From Common Dreams: http://www.commondreams.org/view/2012/11/17-5
As America faces the so-called “fiscal cliff,” let’s turn our attention to our country’s systemic tax problem. To paint a picture, imagine our country as a mine car with its brake lines severed, barreling toward an uncertain fate. In this metaphor, the brake lines are represented by the U.S. tax code — all 7,500 pages of it — long the victim of severe tampering and perforating by corporate lobbyists and tax attorneys and unattended to by inadequate IRS enforcement. What is troubling is that these metaphorical brakes have been damaged for years, and only now, with an economy fitfully recovering from recession and the livelihoods of millions of Americans at stake, are the dangers ahead becoming headlines.
President Obama, as of now at least, supports letting the Bush tax cuts on the wealthy expire. But even if President Obama stands firm on this position in negotiations with Congressional Republicans, there’s more work to be done to achieve more fundamental tax reform. As the president and Congress debate raising the income tax rate from 35 percent back up to where it was under President Clinton — 39.5 percent — keep in mind that under President Eisenhower, the largest earners paid roughly 90 percent after deductions. It was 70 percent at the start of Ronald Reagan’s first term (which he then lowered drastically to 28 percent). In 2012, the line in the sand has been drawn on a relatively meager 4.9 percent difference.
To many Americans, the very word “tax” strikes a sense of resentment — few like to give up a percentage of their hard-earned wages. But let’s recall the words of Justice Oliver Wendell Holmes, “taxes are what we pay for civilization.” The basic purpose of taxation is to raise revenue needed for the public services we presumably all benefit from, and a purpose of government is to ensure that everyone is paying their fair share. Rarely is the fairness yardstick applied to the biggest culprits of tax avoidance and/or tax evasion — the corporations. And, given grossly inadequate government tax enforcement budgets on global corporations, “tax evasion” is the proper term to add to the words “tax avoidance” (as the corporate attorneys would prefer, likely adding that it’s “perfectly legal”.)

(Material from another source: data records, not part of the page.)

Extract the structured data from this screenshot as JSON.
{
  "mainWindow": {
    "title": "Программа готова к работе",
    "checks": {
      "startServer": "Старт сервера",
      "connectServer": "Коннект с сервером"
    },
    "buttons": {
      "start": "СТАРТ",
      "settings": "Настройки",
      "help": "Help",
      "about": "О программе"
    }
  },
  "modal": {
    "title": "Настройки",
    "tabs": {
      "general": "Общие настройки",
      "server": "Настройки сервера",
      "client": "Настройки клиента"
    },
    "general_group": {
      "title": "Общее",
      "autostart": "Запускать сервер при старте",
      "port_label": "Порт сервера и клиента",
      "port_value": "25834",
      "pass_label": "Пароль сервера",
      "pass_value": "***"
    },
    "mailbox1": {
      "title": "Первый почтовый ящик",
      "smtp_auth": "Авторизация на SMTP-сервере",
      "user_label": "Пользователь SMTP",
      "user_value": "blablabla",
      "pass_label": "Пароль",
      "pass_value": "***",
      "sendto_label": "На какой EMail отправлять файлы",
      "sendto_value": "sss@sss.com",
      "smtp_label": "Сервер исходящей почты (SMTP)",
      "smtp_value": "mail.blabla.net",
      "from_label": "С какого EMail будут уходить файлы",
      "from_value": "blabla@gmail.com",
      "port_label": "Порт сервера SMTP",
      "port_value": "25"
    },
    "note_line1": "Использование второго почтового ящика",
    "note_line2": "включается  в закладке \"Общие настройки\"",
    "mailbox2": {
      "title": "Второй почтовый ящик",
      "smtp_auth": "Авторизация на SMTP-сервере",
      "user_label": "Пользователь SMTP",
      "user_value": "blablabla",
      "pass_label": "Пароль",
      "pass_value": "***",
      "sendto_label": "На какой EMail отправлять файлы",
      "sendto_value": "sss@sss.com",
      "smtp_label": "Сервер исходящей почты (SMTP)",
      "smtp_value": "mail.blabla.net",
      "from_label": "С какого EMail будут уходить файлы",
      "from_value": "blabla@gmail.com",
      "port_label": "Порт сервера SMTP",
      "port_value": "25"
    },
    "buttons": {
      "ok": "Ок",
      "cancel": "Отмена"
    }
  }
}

Did you know that many large U.S. chartered corporations — Bank of America, Verizon, GE, to name a few — did not pay a single dollar in taxes to the United States government in 2010? These are companies that report massive, billion dollar annual profits, but don’t contribute a dime of federal income tax to the country that provides them with resources, public services and infrastructure to conduct business. Some of these giant corporations even receive a hefty tax benefit from the federal government. In the years 2008-2010, for example, GE made over $7 billion in U.S. profit, paid zero federal tax, and reaped nearly $5 billion extra from the United States treasury. All they say is “perfectly legal” because of the bloated tax code, with its numerous loopholes, which have allowed crafty tax accountants and attorneys to devise an entire playbook of tactics to avoid paying their way.
Continue reading at: http://www.commondreams.org/view/2012/11/17-5